Friday, November 8, 2013

Ostomate Carries Moose 6X

Moose hunting has been a long tradition for me -  before-ostomy  -AND-   after-ostomy.  
It's an annual opportunity to reconnect with the natural world and with primal instincts. 

Being solo enhances the experience.






Each morning for 8 consecutive days, I wake at 4:00am and eat a hearty breakfast.  Then travel by boat for 5 miles (8kms) in the dark. 

On clear nights the moon, stars, and northern lights (aurora borealis) are spectacular as there is absolutely NO light-pollution for at least 30 miles.  

I leave my boat on a shore, and paddle my canoe far up a creek.







Before first-light I arrive at my special hunting spot, and begin the long plaintiff call of a cow moose, hoping to draw in a bull-moose.  Each morning at daybreak, 4 ravens fly a long straight path to where I sit, circle overhead to check me out, then fly back to where they came from.
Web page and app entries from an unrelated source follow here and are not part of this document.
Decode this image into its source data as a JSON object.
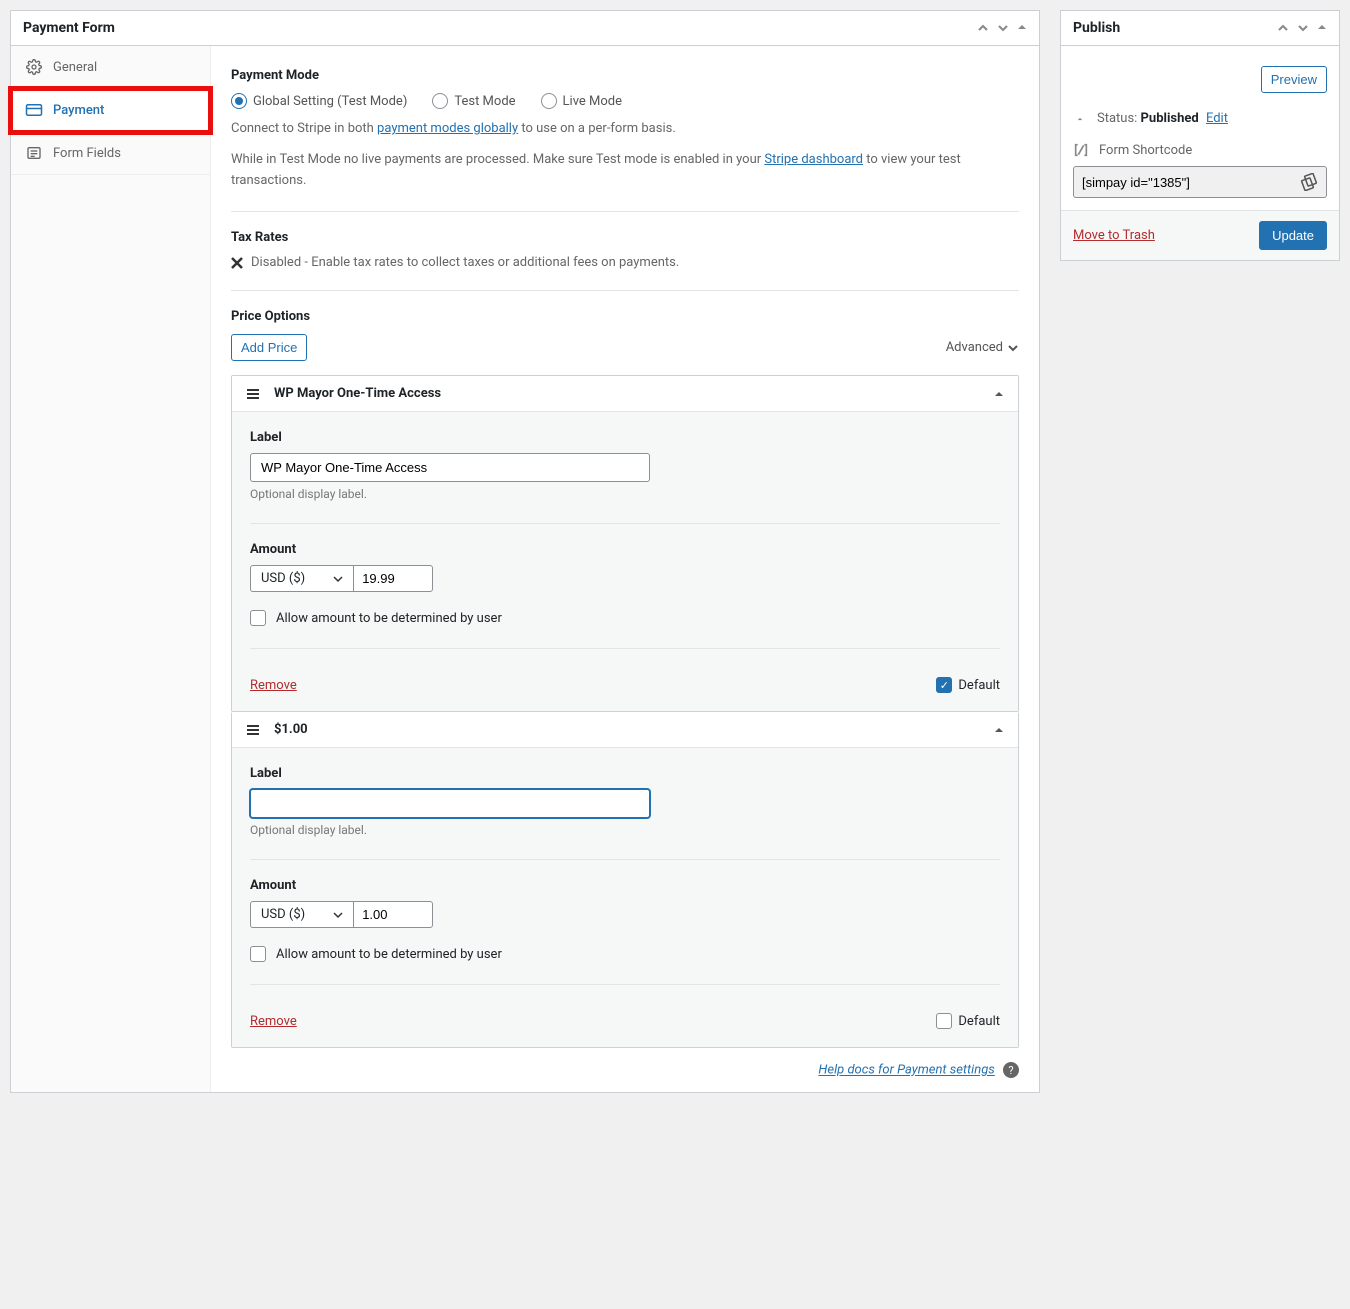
{
  "main": {
    "title": "Payment Form",
    "tabs": {
      "general": "General",
      "payment": "Payment",
      "form_fields": "Form Fields"
    },
    "payment_mode": {
      "heading": "Payment Mode",
      "options": [
        "Global Setting (Test Mode)",
        "Test Mode",
        "Live Mode"
      ],
      "help1a": "Connect to Stripe in both ",
      "help1_link": "payment modes globally",
      "help1b": " to use on a per-form basis.",
      "help2a": "While in Test Mode no live payments are processed. Make sure Test mode is enabled in your ",
      "help2_link": "Stripe dashboard",
      "help2b": " to view your test transactions."
    },
    "tax": {
      "heading": "Tax Rates",
      "disabled": "Disabled - ",
      "link": "Enable tax rates",
      "after": " to collect taxes or additional fees on payments."
    },
    "price": {
      "heading": "Price Options",
      "add_btn": "Add Price",
      "advanced": "Advanced"
    },
    "cards": [
      {
        "title": "WP Mayor One-Time Access",
        "label_heading": "Label",
        "label_value": "WP Mayor One-Time Access",
        "label_hint": "Optional display label.",
        "amount_heading": "Amount",
        "currency": "USD ($)",
        "amount": "19.99",
        "allow_custom": "Allow amount to be determined by user",
        "remove": "Remove",
        "default_label": "Default",
        "default_checked": true,
        "label_focused": false
      },
      {
        "title": "$1.00",
        "label_heading": "Label",
        "label_value": "",
        "label_hint": "Optional display label.",
        "amount_heading": "Amount",
        "currency": "USD ($)",
        "amount": "1.00",
        "allow_custom": "Allow amount to be determined by user",
        "remove": "Remove",
        "default_label": "Default",
        "default_checked": false,
        "label_focused": true
      }
    ],
    "footer_help": "Help docs for Payment settings"
  },
  "publish": {
    "title": "Publish",
    "preview": "Preview",
    "status_label": "Status: ",
    "status_value": "Published",
    "edit": "Edit",
    "shortcode_label": "Form Shortcode",
    "shortcode_value": "[simpay id=\"1385\"]",
    "trash": "Move to Trash",
    "update": "Update"
  }
}
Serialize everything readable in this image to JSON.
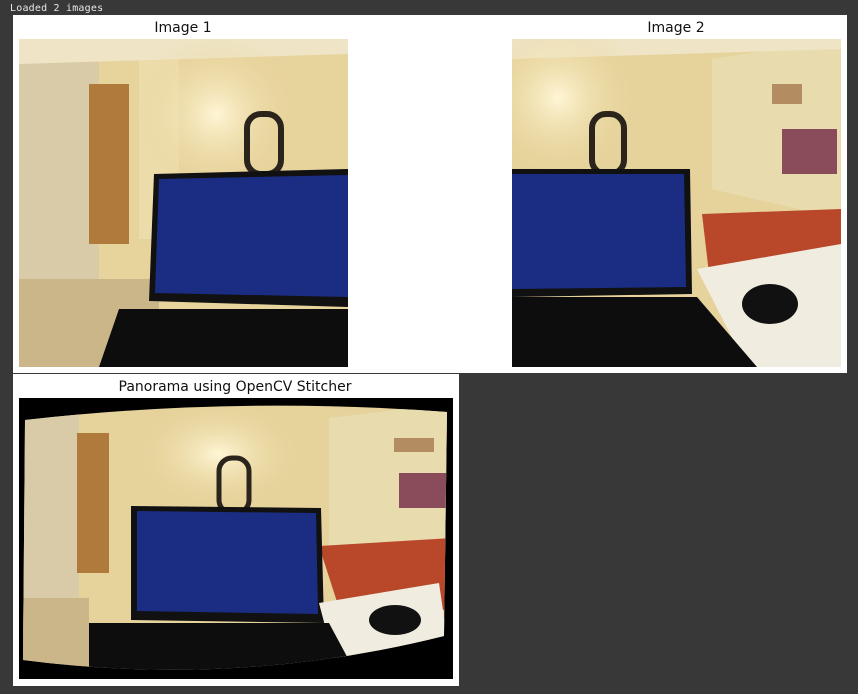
{
  "console": {
    "text": "Loaded 2 images"
  },
  "figure1": {
    "titles": {
      "image1": "Image 1",
      "image2": "Image 2"
    }
  },
  "figure2": {
    "title": "Panorama using OpenCV Stitcher"
  },
  "colors": {
    "background": "#383838",
    "figure": "#ffffff",
    "wall": "#e9d59a",
    "screen": "#1a2f8c",
    "laptop": "#111111",
    "bedspread": "#c0512b"
  }
}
Beavers have a house nearby and busily drag poplar/aspen branches for their winter food storage.  Large flocks of Canada Geese fly over in 'V' formation, with the lead bird breaking the wind for those behind it.




It is often foggy as the mist rises from the water and slowly follows downstream from the creek into the lake. At first light, my surroundings start to take shape - first the large trees, then the lowbush. At sunrise the silhouettes gain depth and that 'golden hour' rich colour loved by photographers.


Between cow-calls, I wait silently.  Patiently hoping for a bull-moose to respond.  After 8 days hunting and living solo, I really want to hear a bull-moose.  So many sounds can be imagined to be a bull-moose.  A beaver snapping a branch could be a moose.  A dozen ducks skuttling the water could be a moose crossing the creek. An owl hooting could be a moose.  The crashing sound of blinking frozen eyelashes could be a moose breaking branches far away.

On day 8, I did hear a bull-moose grunt from 2 lakes away.  I knew my backyard, and could hear the echoes from lake to hills to another lake.  He approached with aggressive grunting and breaking of branches - sure to impress the hot cow he was hearing.  I sat silently and moved only my eyeballs.  Eventually he showed at 80 yards and with a single shot he was down. We shared a moment of respect and giving thanks.





Then the work began. 

No quad, no truck, no mechanical gear, 
nobody to help.  

Just me, 
age 63, 
with an ostomy. 

Turning him on  
his back is a big effort.




Then I carried this moose (in pieces), myself, 6 times.
     [1] from where he fell to my canoe on the creek
     [2] from the canoe to my 14foot open aluminum boat on the lake
     [3] from the 14ft boat to my dock
     [4] from the dock to my hanging rack
     [5] from the rack to my big boat (which I loaded on a trailer, with moose on the floor)
     [6] from the big boat to the butcher shop


Really, I carried that moose 6 times!

That was a long hard day.  But I felt thankful and fulfilled as I watched the sunset at the end of that day.



I know that not everyone has the same appreciation for hunting, and I respect their opinions.
But for me, it's a way of life and 7 families will enjoy moose-meat this winter.

No comments:

Post a Comment